Why is disability as a diversity an important issue to emphasize with Hollywood and mainstream media?
Alex: Representing disability is obviously complicated and complex, but if Hollywood is looking for fresh, novel stories to tell, disability is a gold mine of untouched treasures if treated properly. It’s unexplored territory, essentially and in the age of intersectionality, I know there are countless people out there that would rather see a movie about a queer, woman of color with a disability living life than trudge through another film about a cisgender, heterosexual, able bodied, white male meandering his way through a midlife crisis. Being privileged is hard and full of ennui, we get it. Time to move on.

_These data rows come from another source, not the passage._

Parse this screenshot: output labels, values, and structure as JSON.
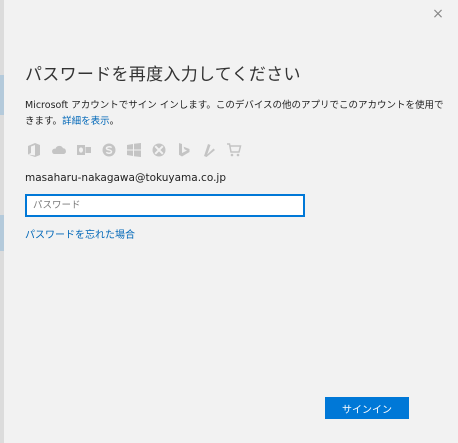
{
  "dialog": {
    "close_glyph": "×",
    "heading": "パスワードを再度入力してください",
    "description": "Microsoft アカウントでサイン インします。このデバイスの他のアプリでこのアカウントを使用できます。",
    "details_link": "詳細を表示",
    "details_suffix": "。",
    "account_email": "masaharu-nakagawa@tokuyama.co.jp",
    "password_placeholder": "パスワード",
    "password_value": "",
    "forgot_password_link": "パスワードを忘れた場合",
    "signin_button": "サインイン"
  },
  "service_icons": [
    "office-icon",
    "onedrive-icon",
    "outlook-icon",
    "skype-icon",
    "windows-icon",
    "xbox-icon",
    "bing-icon",
    "msn-icon",
    "store-icon"
  ],
  "colors": {
    "background": "#f2f2f2",
    "accent": "#0078d7",
    "link": "#0067b8",
    "icon_gray": "#c4c4c4"
  }
}
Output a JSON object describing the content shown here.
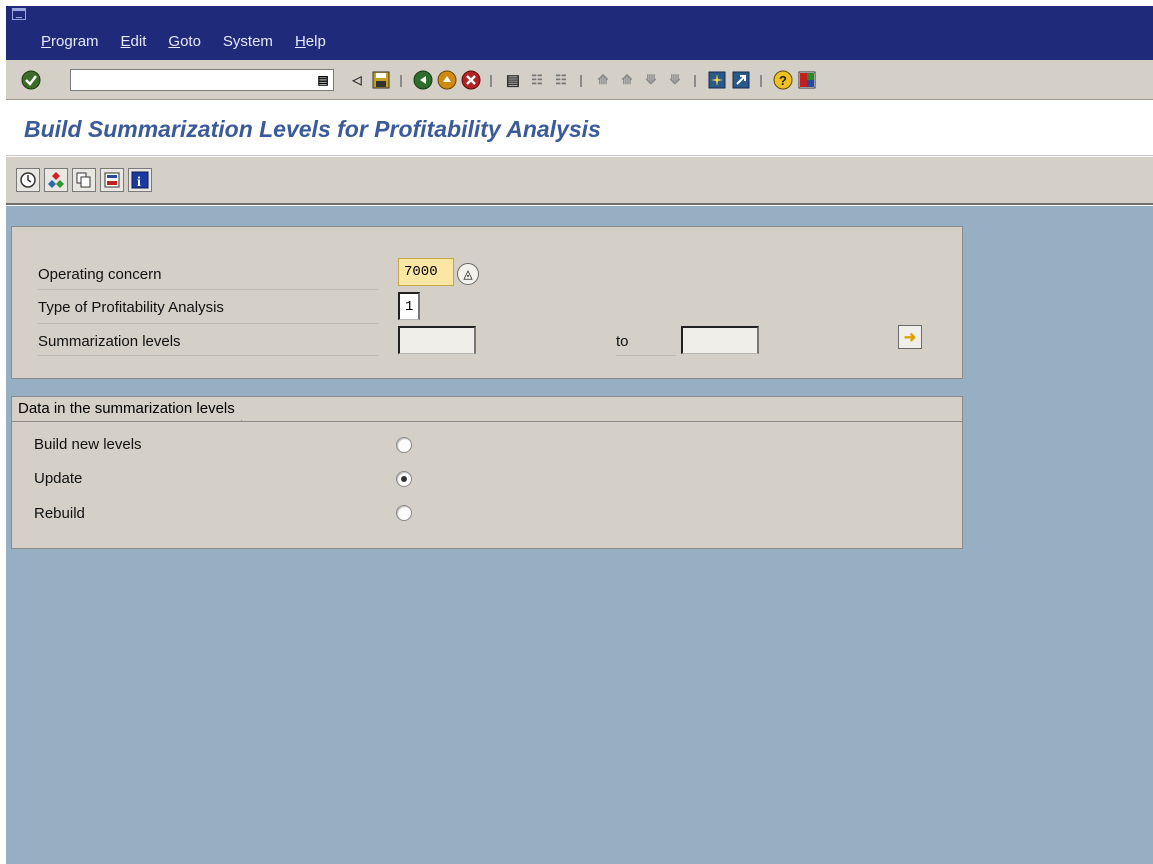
{
  "menu": {
    "items": [
      {
        "label": "Program",
        "accel": "P",
        "rest": "rogram"
      },
      {
        "label": "Edit",
        "accel": "E",
        "rest": "dit"
      },
      {
        "label": "Goto",
        "accel": "G",
        "rest": "oto"
      },
      {
        "label": "System",
        "accel": "",
        "rest": "System"
      },
      {
        "label": "Help",
        "accel": "H",
        "rest": "elp"
      }
    ]
  },
  "toolbar": {
    "command_value": ""
  },
  "page": {
    "title": "Build Summarization Levels for Profitability Analysis"
  },
  "selection": {
    "operating_concern_label": "Operating concern",
    "operating_concern_value": "7000",
    "type_label": "Type of Profitability Analysis",
    "type_value": "1",
    "levels_label": "Summarization levels",
    "levels_from": "",
    "to_label": "to",
    "levels_to": ""
  },
  "groupbox": {
    "title": "Data in the summarization levels",
    "options": [
      {
        "label": "Build new levels",
        "selected": false
      },
      {
        "label": "Update",
        "selected": true
      },
      {
        "label": "Rebuild",
        "selected": false
      }
    ]
  },
  "colors": {
    "menubar": "#1f2a7a",
    "title": "#3b5a9a",
    "background": "#96afc3",
    "panel": "#d4d0c8",
    "required_field": "#fbe6a3"
  }
}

Katie: What’s great about Superfest is that it provides a space for disabled artists to create work on disability and not have to worry about what non-disabled people think about it. Those filmmakers are able to emphasize disability as a dynamic social and bodily experience whereas Hollywood and the mainstream media tend to emphasize simplistic, stereotypical assumptions of what disability is and can be.
“I’ve been working for GGRC since 1995 as the Consumer Rights Advocate. My philosophy towards self-advocacy is to help individuals with disabilities thrive and get the best services possible that they deserve. I always look at the individual we serve as a whole person, their disability is second. I am able to help the people we serve to have a voice and to strengthen their voice in how they want their life to be—not how somebody else wants it to be.”
Alex Locust is a graduate student, disability advocate, pun lover, shine theory enthusiast, dancing queen, and budding public speaker. Currently, he is the President of the Rehabilitation Counseling Students Association at San Francisco State University, a student organization dedicated to infusing disability awareness into campus culture and our local community. He is also the recipient of this year’s Graduate Student of the Year Award at the National Council on Rehabilitation Education spring conference. Outside of his courses and clinical internship he is working as a student assistant at the Paul K. Longmore Institute on Disability.
Katie Murphy is a self-advocate, disability studies scholar, and freelance audio-describer. Her hobbies include repetitive movement, poor eye contact, and intense interest in esoteric subjects.